WASHINGTON — The US military command in Africa is preparing to establish a drone base in northwest Africa to increase unarmed surveillance of local affiliates of Al Qaeda and other Islamist extremist groups that officials say pose a growing menace to the region.
For now, officials say, they envision flying only unarmed surveillance drones from the base, although they have not ruled out conducting missile strikes at some point if the threat worsens.
If the base is approved, its most likely location would be in Niger, a largely desert nation on the eastern border of Mali, where French and Malian troops are battling Al Qaeda-backed fighters who control the northern part of that country. The US military’s Africa Command is also discussing options for the base with other countries in the region, including Burkina Faso, officials said.
The key impetus for a drone base in the region is to provide surveillance assistance to the French-led operation in Mali.
“This is directly related to the Mali mission, but it could also give Africom a more enduring presence for ISR,’’ one US military official said Sunday, referring to intelligence, surveillance, and reconnaissance.

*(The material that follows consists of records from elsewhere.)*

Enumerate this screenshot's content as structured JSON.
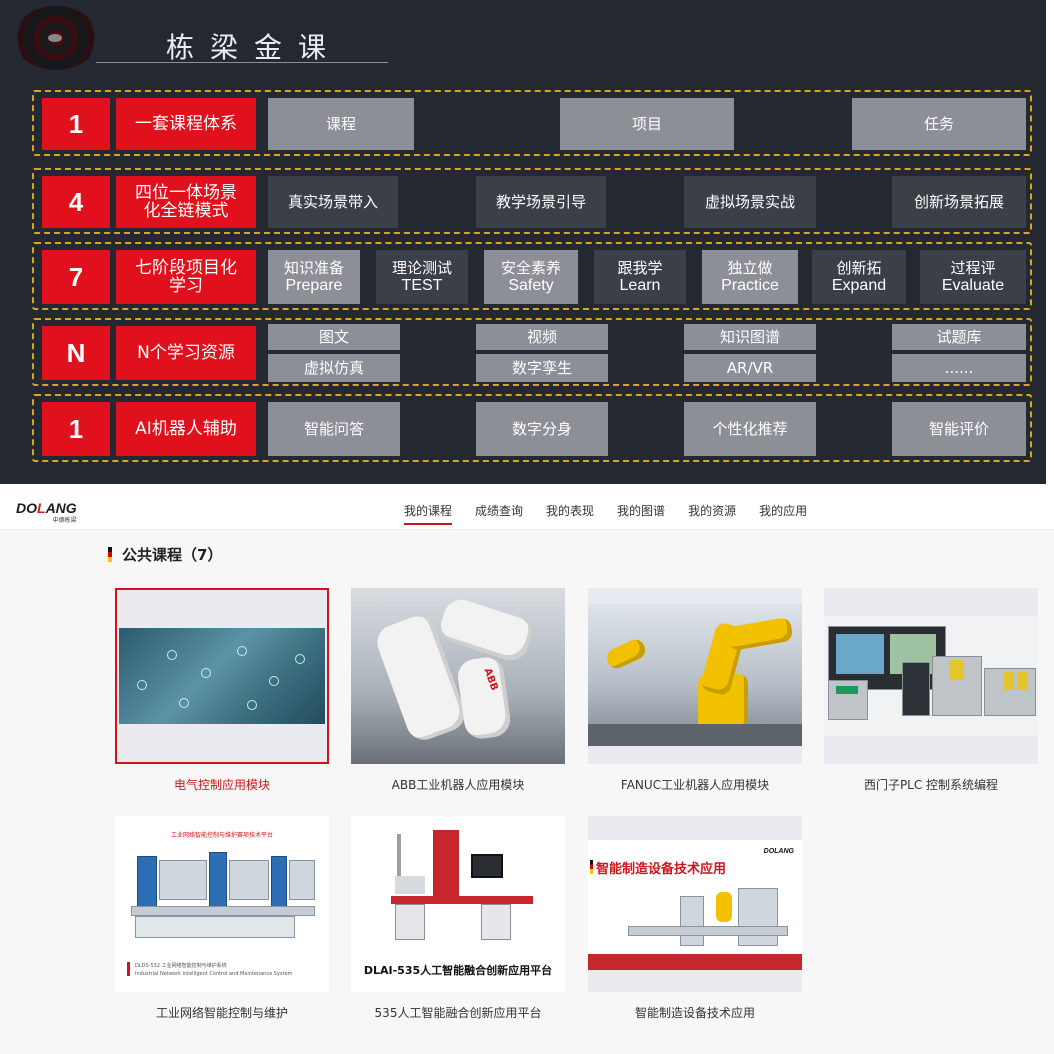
{
  "banner": {
    "title": "栋梁金课",
    "rows": [
      {
        "num": "1",
        "label": "一套课程体系",
        "cells": [
          "课程",
          "项目",
          "任务"
        ]
      },
      {
        "num": "4",
        "label": "四位一体场景化全链模式",
        "cells": [
          "真实场景带入",
          "教学场景引导",
          "虚拟场景实战",
          "创新场景拓展"
        ]
      },
      {
        "num": "7",
        "label": "七阶段项目化学习",
        "cells": [
          {
            "cn": "知识准备",
            "en": "Prepare"
          },
          {
            "cn": "理论测试",
            "en": "TEST"
          },
          {
            "cn": "安全素养",
            "en": "Safety"
          },
          {
            "cn": "跟我学",
            "en": "Learn"
          },
          {
            "cn": "独立做",
            "en": "Practice"
          },
          {
            "cn": "创新拓",
            "en": "Expand"
          },
          {
            "cn": "过程评",
            "en": "Evaluate"
          }
        ]
      },
      {
        "num": "N",
        "label": "N个学习资源",
        "cells": [
          "图文",
          "视频",
          "知识图谱",
          "试题库",
          "虚拟仿真",
          "数字孪生",
          "AR/VR",
          "......"
        ]
      },
      {
        "num": "1",
        "label": "AI机器人辅助",
        "cells": [
          "智能问答",
          "数字分身",
          "个性化推荐",
          "智能评价"
        ]
      }
    ]
  },
  "header": {
    "brand": "DOLANG",
    "brand_sub": "中德栋梁",
    "nav": [
      "我的课程",
      "成绩查询",
      "我的表现",
      "我的图谱",
      "我的资源",
      "我的应用"
    ],
    "active_nav": "我的课程"
  },
  "section": {
    "title": "公共课程（7）"
  },
  "courses": [
    {
      "name": "电气控制应用模块"
    },
    {
      "name": "ABB工业机器人应用模块"
    },
    {
      "name": "FANUC工业机器人应用模块"
    },
    {
      "name": "西门子PLC 控制系统编程"
    },
    {
      "name": "工业网络智能控制与维护",
      "thumb_title": "工业网络智能控制与维护赛项技术平台",
      "thumb_sub": "DLDS-532 工业网络智能控制与维护系统",
      "thumb_sub_en": "Industrial Network Intelligent Control and Maintenance System"
    },
    {
      "name": "535人工智能融合创新应用平台",
      "thumb_title": "DLAI-535人工智能融合创新应用平台"
    },
    {
      "name": "智能制造设备技术应用",
      "thumb_title": "智能制造设备技术应用",
      "thumb_logo": "DOLANG"
    }
  ],
  "colors": {
    "accent_red": "#e0101c",
    "banner_bg": "#232831",
    "dash_gold": "#d7a51e",
    "cell_grey": "#8c8f96"
  }
}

A handful of unarmed Predator drones would carry out surveillance missions in the region and fill a need for more detailed information on a range of regional threats — including militants in Mali and the unabated flow of fighters and weapons from Libya — that US military commanders and intelligence analysts say has been sorely lacking.
In a separate development Monday, US officials said authorities in Yemen seized a boat in their territorial waters filled with a large quantity of explosives, weapons, and money. The authorities are investigating whether Iran was smuggling the military contraband, including shoulder-launched missiles, to insurgents inside Yemen. The United States assisted in the interdiction last week, the officials said.
A handful of unarmed Predator drones would carry out surveillance missions in the region.
Yemen is already awash with small arms and explosives acquired over years of war and insurgency, much of it brought in from a number of foreign sources through its poorly controlled ports.
The United States has an acknowledged security assistance effort under way with Yemen. At the same time, the US military and the CIA are engaged in a clandestine program of using drones to strike militants associated with a terrorist organization, Al Qaeda in the Arabian Peninsula, based in Yemen.
The US military has a very limited presence in Africa, with only one permanent base, in Djibouti, more than 3,000 miles from Mali. A new drone base in northwest Africa would join a constellation of small air bases in recent years on the continent, including in Ethiopia, for surveillance missions flown by drones or turboprop planes designed to look like civilian aircraft.
The Africa Command’s planning still needs approval from the Pentagon and eventually from the White House, as well as from officials in Niger. US military officials said they were still working out some details, and no final decision had been made.
But in Niger on Monday, the two countries reached a status-of-forces agreement that provides legal protection to US troops in the country, including any who might deploy to a new drone base. The plan could face resistance from some in the White House who are wary of committing any additional US forces to a fight against a poorly understood web of extremist groups in North Africa.
If approved, the base could ultimately have as many as 300 US military and contractor personnel, but it would probably begin with far fewer people than that, military officials said.